» **What to do**:
Scan the data below for the string "this". Show every line where it turns up.

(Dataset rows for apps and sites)
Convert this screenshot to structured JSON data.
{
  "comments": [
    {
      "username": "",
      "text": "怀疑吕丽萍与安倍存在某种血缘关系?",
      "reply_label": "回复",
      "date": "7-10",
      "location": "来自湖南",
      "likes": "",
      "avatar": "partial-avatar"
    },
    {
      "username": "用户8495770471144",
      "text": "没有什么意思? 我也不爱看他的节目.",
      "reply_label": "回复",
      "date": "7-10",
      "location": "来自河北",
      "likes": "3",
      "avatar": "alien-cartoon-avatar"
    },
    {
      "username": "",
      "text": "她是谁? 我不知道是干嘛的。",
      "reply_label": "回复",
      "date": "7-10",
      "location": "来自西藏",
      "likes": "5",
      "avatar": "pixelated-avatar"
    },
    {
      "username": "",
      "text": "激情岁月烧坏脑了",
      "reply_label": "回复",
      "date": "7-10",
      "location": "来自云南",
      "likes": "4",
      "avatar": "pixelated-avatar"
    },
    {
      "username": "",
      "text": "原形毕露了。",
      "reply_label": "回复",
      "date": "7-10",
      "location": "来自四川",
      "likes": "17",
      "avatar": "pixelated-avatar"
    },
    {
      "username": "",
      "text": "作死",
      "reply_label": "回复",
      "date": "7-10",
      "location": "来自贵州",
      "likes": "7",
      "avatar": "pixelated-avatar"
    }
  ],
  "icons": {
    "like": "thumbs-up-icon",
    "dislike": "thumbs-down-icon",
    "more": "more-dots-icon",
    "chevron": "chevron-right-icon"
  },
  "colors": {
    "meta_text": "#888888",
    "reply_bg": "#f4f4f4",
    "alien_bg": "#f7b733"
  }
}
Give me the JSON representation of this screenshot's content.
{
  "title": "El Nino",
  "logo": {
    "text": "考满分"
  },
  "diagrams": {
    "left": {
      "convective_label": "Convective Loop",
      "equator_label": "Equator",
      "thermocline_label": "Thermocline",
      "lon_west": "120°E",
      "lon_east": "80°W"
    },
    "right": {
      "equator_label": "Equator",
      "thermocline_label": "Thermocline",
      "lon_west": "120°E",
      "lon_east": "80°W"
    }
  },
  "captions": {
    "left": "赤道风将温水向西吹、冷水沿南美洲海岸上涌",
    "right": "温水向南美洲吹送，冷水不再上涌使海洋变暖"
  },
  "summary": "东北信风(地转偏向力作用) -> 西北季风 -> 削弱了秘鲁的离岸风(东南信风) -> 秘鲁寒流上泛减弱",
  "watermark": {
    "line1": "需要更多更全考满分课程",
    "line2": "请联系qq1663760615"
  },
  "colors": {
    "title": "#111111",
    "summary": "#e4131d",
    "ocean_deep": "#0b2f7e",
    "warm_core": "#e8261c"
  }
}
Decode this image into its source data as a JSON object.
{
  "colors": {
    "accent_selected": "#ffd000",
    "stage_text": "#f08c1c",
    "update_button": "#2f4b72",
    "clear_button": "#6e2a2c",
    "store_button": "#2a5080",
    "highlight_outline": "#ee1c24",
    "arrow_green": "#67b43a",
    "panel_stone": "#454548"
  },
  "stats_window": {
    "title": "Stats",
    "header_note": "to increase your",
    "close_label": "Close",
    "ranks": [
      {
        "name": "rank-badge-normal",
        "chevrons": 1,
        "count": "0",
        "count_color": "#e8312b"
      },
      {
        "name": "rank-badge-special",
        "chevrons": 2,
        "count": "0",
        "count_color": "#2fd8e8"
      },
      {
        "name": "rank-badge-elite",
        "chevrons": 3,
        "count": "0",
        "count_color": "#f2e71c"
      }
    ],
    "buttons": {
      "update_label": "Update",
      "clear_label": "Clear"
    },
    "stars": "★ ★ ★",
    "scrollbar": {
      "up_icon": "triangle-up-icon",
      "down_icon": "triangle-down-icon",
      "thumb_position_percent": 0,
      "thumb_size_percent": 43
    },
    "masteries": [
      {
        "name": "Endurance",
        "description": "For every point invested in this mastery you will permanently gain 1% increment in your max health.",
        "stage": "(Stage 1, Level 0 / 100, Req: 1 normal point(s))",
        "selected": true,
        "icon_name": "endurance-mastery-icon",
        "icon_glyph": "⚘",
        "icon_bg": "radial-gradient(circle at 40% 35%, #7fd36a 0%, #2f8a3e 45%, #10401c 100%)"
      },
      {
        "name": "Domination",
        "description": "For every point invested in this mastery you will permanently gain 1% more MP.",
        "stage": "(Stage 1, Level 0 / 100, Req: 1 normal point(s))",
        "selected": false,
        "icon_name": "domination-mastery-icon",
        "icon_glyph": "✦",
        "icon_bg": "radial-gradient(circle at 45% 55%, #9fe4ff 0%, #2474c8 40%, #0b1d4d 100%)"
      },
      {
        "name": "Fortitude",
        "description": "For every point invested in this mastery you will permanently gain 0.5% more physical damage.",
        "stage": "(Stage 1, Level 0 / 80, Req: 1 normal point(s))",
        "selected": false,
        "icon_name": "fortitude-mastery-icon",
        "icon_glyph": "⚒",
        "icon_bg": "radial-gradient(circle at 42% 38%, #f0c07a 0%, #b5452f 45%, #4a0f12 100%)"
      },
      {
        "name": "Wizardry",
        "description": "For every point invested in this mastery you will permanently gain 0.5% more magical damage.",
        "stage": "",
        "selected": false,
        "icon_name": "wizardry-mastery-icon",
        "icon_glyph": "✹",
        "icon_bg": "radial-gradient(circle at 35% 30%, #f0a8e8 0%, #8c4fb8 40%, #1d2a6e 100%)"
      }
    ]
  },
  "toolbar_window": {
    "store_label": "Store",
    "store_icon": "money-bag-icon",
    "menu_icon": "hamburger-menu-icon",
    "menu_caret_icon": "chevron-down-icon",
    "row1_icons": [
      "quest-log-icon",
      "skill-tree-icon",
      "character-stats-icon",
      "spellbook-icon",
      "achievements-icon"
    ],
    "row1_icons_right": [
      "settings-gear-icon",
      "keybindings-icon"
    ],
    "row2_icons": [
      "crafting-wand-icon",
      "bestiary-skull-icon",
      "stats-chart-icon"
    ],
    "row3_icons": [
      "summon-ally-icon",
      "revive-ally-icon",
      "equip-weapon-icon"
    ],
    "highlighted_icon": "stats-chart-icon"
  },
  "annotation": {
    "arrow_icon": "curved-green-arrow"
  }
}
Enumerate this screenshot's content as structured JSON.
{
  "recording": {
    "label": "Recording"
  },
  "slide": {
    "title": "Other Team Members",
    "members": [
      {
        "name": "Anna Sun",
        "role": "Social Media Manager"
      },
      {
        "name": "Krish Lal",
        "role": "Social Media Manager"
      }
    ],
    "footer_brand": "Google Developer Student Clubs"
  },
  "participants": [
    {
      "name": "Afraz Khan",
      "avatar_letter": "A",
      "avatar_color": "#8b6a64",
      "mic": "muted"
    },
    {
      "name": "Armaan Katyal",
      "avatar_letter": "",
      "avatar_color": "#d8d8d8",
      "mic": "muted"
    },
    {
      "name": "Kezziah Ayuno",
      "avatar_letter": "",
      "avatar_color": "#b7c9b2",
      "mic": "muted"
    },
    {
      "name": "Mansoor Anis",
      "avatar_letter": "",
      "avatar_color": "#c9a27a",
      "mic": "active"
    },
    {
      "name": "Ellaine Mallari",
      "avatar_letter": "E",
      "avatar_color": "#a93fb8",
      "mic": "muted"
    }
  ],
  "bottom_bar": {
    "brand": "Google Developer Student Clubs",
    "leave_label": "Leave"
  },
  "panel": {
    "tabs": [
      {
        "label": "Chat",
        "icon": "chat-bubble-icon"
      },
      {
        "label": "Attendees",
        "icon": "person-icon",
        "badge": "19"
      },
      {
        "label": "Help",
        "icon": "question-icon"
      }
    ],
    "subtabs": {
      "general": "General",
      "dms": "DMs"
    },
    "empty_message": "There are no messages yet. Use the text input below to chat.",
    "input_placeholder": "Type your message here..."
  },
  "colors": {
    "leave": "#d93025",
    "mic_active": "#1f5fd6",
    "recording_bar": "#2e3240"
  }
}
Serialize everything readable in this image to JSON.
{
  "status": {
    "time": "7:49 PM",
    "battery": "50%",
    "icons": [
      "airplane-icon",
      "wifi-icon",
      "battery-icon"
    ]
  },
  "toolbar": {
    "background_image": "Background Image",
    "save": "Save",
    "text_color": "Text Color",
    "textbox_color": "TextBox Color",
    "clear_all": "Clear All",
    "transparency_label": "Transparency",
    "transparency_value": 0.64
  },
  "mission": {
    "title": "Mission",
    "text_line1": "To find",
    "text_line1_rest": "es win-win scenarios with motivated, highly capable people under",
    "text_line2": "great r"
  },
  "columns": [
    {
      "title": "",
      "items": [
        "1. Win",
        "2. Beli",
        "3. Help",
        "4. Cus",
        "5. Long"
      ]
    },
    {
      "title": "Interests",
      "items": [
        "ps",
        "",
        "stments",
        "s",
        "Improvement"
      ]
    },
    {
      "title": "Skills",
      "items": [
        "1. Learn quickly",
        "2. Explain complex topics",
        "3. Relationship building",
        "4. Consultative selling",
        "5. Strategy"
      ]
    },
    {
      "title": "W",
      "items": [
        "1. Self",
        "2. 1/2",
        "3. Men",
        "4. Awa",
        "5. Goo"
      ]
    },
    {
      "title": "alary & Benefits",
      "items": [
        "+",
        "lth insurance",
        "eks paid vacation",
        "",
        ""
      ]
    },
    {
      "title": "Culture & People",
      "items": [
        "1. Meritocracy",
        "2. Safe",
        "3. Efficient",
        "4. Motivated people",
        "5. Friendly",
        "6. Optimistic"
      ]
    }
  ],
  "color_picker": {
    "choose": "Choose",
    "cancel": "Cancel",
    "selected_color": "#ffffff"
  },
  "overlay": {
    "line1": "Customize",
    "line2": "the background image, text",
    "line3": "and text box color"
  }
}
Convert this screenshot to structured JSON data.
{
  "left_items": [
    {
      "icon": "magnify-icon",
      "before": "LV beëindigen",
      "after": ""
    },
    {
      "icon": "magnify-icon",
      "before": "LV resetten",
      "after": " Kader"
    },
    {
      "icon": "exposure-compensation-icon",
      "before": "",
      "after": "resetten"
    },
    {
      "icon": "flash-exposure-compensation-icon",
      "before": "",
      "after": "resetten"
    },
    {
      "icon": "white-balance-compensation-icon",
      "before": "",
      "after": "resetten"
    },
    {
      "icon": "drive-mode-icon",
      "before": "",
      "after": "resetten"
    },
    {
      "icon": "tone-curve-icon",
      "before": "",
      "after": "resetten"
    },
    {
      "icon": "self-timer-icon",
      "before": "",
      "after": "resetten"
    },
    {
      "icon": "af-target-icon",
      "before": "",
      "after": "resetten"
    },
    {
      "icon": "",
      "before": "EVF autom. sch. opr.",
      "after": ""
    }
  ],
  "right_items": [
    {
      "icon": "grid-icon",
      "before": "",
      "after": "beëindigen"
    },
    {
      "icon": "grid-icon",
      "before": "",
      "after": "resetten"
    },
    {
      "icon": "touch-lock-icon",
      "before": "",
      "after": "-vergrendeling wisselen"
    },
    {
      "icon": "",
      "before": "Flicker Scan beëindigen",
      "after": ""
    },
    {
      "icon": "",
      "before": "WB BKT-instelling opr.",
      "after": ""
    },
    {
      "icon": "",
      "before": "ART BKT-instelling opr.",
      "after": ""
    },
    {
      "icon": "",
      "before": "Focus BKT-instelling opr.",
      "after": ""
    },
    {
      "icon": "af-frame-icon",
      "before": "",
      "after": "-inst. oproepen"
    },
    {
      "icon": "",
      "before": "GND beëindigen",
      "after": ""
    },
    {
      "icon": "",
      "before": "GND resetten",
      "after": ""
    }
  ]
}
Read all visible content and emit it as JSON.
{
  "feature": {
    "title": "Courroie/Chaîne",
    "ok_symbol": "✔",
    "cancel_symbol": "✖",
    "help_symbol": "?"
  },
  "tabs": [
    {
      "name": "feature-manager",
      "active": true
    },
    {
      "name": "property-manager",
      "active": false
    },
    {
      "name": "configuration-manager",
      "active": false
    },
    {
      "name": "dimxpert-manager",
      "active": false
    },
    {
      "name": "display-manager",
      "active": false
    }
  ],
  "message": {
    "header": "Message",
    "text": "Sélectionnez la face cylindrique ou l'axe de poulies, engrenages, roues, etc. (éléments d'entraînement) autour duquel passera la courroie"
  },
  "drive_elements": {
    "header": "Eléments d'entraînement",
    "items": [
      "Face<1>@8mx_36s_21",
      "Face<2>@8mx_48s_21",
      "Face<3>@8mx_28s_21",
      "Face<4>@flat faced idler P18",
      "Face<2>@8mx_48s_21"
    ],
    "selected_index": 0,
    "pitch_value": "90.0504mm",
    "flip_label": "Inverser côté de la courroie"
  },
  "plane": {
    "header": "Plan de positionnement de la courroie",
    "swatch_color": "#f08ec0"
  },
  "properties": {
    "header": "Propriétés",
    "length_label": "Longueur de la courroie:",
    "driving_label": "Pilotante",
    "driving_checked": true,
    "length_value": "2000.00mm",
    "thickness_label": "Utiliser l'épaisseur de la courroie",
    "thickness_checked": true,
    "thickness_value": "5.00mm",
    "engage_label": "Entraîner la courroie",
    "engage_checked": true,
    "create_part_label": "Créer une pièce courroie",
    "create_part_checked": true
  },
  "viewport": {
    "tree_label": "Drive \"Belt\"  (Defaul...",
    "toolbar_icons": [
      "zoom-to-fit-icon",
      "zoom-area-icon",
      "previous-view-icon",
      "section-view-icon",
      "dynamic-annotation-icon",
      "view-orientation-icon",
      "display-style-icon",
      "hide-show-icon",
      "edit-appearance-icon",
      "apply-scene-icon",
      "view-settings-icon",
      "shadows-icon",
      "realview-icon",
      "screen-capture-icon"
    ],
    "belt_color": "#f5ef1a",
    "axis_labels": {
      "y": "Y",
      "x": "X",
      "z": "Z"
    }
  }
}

» **Response to the exercise**:
Convert this screenshot to structured JSON data.
Give me the JSON representation of this screenshot's content.
Decode this image into its source data as a JSON object.
        "description": "For every point invested in this mastery you will permanently gain 1% increment in your max health.",
        "description": "For every point invested in this mastery you will permanently gain 1% more MP.",
        "description": "For every point invested in this mastery you will permanently gain 0.5% more physical damage.",
        "description": "For every point invested in this mastery you will permanently gain 0.5% more magical damage.",
Enumerate this screenshot's content as structured JSON.
Serialize everything readable in this image to JSON.
Convert this screenshot to structured JSON data.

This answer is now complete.